One Night In Pelican: Afro Modern Dreams 1974-77
The first compilation from South African vinyl re-issue specialists Matsuli Music – a journey through jazz, funk, fusion and disco, detailing the incredible story and sounds behind the Soweto nightclub during the height of apartheid
A night-time haunt in the backstreets of Soweto run by a well-known bootlegger should have been a prime zone for nefarious underworld activities. Instead, it nurtured an underground of a different kind. Soon after its opening in 1973, Club Pelican became a spot where musicians steeped in the tradition of South African jazz began to cook up experimental sounds inspired by communion, competition and the movements in funk and soul blowing in from the West. Located in an industrial park on the western edge of Orlando East, Soweto, Club Pelican was off the beaten track, among a matrix of railway and industrial infrastructure. In a different time and place, this would have been a prototypical nightclub location, except there was no local precedent to follow. This was Soweto’s first night club.
In the intervening years, this location has served to heighten the now-defunct spot’s legendary status as a singular venue, one that ruled the night in the Seventies. Initially called Lucky’s and established in 1973, the Pelican’s impact on the Soweto cultural landscape was immediate. Lorded over by a charismatic figure known as Lucky Michaels, the club became the jewel in a nondescript collection of family businesses. It boasted a diverse pool of talent in its succession of house bands and an A-list of ghetto-fabulous singers as

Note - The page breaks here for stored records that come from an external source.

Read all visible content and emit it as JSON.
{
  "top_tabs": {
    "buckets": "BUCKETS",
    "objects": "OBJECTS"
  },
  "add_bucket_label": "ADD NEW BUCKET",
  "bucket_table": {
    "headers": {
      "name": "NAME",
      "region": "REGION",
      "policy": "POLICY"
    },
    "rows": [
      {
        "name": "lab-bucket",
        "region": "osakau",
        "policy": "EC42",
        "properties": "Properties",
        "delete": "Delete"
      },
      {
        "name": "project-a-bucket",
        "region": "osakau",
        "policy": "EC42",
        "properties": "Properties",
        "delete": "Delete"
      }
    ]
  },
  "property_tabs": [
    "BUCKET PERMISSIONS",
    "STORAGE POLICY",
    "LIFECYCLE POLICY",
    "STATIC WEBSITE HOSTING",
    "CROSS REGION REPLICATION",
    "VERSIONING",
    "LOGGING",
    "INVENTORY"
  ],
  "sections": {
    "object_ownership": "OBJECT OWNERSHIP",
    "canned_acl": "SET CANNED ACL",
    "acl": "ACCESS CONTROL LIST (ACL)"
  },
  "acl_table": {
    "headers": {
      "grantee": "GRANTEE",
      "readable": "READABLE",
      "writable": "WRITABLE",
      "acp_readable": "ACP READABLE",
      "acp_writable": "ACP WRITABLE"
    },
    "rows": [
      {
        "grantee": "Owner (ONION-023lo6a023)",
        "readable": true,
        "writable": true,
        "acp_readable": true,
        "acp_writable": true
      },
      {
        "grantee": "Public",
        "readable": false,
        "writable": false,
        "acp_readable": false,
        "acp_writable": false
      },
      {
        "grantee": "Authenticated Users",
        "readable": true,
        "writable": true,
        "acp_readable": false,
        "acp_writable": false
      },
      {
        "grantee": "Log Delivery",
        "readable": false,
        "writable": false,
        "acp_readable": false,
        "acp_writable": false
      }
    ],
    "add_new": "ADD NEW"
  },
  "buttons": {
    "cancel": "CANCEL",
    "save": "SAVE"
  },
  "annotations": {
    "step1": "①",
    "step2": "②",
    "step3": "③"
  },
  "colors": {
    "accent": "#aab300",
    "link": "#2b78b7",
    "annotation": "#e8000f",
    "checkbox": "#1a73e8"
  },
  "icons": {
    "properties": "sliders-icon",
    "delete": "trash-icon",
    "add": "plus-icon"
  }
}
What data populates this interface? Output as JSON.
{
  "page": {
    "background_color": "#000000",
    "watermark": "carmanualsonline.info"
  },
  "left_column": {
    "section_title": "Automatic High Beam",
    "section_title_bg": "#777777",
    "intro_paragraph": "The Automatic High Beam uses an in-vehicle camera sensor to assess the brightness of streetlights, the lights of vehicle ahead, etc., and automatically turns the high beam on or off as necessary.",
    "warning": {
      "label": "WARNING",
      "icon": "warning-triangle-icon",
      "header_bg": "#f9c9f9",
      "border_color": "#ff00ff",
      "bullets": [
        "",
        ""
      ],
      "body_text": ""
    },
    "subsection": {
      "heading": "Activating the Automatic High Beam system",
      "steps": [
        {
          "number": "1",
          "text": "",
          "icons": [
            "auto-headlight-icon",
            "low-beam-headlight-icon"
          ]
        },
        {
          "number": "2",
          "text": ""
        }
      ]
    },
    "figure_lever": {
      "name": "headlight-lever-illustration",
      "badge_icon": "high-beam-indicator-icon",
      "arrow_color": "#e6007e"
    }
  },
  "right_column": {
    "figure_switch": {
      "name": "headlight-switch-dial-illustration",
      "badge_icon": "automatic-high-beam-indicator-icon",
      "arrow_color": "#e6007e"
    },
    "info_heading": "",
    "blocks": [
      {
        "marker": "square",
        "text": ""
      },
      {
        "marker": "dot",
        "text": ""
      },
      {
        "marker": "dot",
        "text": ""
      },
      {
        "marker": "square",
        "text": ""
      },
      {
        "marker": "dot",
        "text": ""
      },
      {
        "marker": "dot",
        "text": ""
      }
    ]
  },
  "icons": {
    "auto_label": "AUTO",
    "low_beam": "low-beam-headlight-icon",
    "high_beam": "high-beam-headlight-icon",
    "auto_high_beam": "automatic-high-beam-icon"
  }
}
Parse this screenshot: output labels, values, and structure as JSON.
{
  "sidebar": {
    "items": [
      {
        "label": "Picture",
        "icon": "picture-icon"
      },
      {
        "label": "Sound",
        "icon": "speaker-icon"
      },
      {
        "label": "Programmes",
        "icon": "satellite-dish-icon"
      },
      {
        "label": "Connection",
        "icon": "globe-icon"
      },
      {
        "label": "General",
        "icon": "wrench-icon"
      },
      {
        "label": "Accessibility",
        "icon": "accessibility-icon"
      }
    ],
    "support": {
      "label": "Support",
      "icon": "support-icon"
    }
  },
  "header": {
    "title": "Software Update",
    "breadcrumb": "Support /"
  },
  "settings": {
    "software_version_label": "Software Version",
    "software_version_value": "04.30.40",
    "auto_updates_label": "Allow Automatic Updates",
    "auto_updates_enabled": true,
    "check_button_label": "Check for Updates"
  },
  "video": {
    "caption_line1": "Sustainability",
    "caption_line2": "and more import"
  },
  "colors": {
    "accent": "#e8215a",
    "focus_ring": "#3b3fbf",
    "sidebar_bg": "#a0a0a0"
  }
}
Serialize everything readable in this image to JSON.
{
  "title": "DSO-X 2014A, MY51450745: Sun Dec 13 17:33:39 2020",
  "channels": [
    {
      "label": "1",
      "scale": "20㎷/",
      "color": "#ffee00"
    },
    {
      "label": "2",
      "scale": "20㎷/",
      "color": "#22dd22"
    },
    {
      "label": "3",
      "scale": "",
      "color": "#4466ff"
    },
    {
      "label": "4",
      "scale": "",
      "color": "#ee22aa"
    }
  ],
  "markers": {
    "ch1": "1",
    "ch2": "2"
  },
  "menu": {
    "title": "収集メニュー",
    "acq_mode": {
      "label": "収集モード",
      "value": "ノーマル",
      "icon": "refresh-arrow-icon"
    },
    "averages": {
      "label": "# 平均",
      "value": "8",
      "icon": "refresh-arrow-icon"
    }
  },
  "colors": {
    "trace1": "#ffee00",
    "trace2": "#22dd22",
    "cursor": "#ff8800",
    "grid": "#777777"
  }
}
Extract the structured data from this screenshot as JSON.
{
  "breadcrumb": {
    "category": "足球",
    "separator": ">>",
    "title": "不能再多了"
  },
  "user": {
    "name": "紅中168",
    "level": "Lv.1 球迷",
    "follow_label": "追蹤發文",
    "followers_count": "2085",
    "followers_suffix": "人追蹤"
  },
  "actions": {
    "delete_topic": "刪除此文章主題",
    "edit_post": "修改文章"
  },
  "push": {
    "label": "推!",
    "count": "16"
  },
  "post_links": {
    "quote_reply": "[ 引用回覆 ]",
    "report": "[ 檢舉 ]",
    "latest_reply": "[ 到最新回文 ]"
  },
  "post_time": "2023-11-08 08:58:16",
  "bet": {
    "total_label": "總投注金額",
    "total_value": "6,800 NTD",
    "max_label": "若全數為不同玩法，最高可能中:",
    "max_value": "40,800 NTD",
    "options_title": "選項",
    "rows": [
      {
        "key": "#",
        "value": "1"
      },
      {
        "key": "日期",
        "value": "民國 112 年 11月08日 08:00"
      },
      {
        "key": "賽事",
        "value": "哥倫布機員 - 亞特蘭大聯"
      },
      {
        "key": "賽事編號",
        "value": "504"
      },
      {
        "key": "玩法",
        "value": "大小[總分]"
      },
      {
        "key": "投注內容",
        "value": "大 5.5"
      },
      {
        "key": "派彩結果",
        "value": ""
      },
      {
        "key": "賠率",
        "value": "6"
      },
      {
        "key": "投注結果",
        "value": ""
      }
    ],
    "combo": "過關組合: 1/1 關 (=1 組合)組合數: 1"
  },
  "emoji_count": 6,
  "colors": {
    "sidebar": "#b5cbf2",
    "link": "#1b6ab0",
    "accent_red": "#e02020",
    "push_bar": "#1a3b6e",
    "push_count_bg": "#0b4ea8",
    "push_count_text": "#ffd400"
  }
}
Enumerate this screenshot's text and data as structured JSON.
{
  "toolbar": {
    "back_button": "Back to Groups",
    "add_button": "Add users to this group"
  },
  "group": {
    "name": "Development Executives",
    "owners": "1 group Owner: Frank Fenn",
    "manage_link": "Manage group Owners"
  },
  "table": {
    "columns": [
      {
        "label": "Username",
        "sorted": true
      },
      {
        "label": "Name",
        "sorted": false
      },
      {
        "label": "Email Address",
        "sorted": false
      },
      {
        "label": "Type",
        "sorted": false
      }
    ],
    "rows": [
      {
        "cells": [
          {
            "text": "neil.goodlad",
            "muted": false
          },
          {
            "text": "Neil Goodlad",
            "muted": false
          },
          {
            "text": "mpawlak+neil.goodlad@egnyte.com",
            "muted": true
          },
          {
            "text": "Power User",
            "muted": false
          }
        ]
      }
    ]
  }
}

its cabaret stars. Its VIP section was a veritable who’s who of Soweto society and its stage, hosting a mix of the day’s pop culture infused with the creativity and individual histories of the musicians, the Pelican filled a live music vacuum.
One Night in Pelican captures the halcyon seventies period with a single nightclub embodying an indomitable spirit of its troubadour players. While schooled and rooted in “standards” and local forms, the music could take any direction, at a moment’s notice. This compilation features all the key groups and players of the time: Abacothozi, Almon Memela’s Soweto, The Black Pages, Dick Khoza and the Afro Pedlars, The Drive, Ensemble of Rhythm and Art , The Headquarters, Makhona Zonke Band, the Shyannes and Spirits Rejoice.’